First, Google Plus has more users than you think. Yes, it pales in comparison to Facebook — but so do most other social sites. Rather than trust Google’s own user data, we decided to run our own survey. We asked more than 60,000 US online adults which social sites they used — and 22% told us they visited Google Plus each month. That’s the same number who told us they use Twitter, and more than told us they use LinkedIn, Pinterest, or Instagram. That means you can build a real follower base on Google Plus: On average, top brands have collected 90% as many fans on Plus as on Twitter. (In fact, the brands we studied have more followers on Google Plus than on YouTube, Pinterest and Instagram combined.)
In my February 2014 report: Left–Shift Technology Monitoring For Success In The Age Of The Customer I explore what the near future will bring for technology monitoring approaches and solutions. Today, for the typical I&O organization, successful technology or service delivery monitoring focuses on two main areas. Firstly, availability, so ensuring the technology underpinning business services is up and available when needed and secondly, performance, so making sure that technology utilized (applications and associated workloads) is fast enough for the business service it supports.

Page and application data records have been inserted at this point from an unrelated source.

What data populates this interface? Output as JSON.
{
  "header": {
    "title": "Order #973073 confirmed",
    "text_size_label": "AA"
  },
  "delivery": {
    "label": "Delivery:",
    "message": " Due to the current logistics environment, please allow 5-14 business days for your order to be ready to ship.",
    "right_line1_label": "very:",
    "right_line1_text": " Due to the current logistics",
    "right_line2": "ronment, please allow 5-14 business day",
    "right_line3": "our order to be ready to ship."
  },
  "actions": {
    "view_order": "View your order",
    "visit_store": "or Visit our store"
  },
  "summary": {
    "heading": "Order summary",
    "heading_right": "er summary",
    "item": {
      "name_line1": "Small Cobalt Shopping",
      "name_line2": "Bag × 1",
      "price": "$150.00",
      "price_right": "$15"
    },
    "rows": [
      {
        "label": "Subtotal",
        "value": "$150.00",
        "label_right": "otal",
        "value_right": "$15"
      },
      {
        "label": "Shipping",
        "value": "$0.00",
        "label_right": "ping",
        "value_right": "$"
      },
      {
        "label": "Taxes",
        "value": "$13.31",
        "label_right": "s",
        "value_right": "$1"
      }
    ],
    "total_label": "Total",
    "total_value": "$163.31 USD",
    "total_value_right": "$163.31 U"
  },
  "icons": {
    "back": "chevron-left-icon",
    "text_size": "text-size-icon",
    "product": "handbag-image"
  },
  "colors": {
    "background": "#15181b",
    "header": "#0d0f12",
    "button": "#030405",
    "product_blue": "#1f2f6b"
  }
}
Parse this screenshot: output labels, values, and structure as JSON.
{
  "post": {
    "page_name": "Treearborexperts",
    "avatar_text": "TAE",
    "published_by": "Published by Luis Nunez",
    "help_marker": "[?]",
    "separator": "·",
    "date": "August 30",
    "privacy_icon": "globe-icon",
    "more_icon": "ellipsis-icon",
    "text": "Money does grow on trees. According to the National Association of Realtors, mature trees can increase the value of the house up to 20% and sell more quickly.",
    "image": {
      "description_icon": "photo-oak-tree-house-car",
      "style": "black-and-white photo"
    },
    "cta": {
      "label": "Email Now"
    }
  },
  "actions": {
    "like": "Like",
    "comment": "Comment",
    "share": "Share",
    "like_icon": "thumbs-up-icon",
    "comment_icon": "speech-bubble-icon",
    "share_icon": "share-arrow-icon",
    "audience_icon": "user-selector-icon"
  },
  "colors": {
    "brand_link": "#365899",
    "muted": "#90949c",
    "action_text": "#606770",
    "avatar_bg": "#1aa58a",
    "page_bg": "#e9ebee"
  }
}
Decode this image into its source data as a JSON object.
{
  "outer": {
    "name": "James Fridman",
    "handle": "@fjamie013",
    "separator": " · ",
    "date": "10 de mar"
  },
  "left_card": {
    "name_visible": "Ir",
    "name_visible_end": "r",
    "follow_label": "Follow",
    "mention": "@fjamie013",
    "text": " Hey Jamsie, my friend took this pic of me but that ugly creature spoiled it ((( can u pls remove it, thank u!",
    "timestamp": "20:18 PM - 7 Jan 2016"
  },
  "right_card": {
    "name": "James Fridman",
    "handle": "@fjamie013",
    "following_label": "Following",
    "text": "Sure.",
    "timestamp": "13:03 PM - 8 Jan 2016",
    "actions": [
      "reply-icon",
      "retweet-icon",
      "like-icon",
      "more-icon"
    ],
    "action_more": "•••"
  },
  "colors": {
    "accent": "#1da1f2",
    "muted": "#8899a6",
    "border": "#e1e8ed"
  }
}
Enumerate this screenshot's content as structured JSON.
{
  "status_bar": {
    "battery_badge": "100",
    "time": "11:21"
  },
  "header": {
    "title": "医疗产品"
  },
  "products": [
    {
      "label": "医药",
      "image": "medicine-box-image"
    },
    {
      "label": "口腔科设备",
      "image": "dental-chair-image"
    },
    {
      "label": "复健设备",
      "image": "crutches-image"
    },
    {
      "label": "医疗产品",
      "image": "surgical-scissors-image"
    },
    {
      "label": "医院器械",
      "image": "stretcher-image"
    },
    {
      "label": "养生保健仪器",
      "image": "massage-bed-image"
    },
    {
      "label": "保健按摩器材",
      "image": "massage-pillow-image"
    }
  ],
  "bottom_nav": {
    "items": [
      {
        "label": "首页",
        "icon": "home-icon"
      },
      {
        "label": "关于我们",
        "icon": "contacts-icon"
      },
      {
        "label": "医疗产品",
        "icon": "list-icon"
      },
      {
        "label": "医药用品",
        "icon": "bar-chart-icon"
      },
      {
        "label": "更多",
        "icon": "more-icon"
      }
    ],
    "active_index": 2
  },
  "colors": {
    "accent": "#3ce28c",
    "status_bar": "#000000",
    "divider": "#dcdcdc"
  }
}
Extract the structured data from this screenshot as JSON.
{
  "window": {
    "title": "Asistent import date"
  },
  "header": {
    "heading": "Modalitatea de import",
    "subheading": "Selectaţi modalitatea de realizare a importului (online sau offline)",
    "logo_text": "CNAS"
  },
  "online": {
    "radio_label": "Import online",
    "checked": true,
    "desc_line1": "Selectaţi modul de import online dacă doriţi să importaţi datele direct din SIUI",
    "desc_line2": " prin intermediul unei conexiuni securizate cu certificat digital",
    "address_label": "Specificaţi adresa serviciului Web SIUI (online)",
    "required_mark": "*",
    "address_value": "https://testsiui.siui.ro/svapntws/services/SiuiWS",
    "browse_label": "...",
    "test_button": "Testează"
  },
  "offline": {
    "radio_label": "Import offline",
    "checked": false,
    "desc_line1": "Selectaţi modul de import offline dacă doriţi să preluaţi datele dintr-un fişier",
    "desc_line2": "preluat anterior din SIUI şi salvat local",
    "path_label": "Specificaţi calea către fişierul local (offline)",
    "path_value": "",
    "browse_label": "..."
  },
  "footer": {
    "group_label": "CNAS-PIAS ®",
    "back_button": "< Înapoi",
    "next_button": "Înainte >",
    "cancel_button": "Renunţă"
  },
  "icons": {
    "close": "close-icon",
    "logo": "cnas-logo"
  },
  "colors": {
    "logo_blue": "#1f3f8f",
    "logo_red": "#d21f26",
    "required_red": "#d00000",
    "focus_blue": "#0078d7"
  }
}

There is a major problem with this approach though. As the famous author Harper Lee stated “We know all men are not created equal” and the same can be said about your customers and employees – they are not all equal and the rapid pace of consumer technology innovation in areas such as mobile means that they will utilize technology in different ways to support productivity or to engage with your enterprise as a customer. Our relationship with technology is changing rapidly. It is becoming more intimate and personal, meaning that datacenter centric monitoring approaches that focus on availability and performance alone, while still essential, are only the beginning of what is required for a holistic technology monitoring strategy.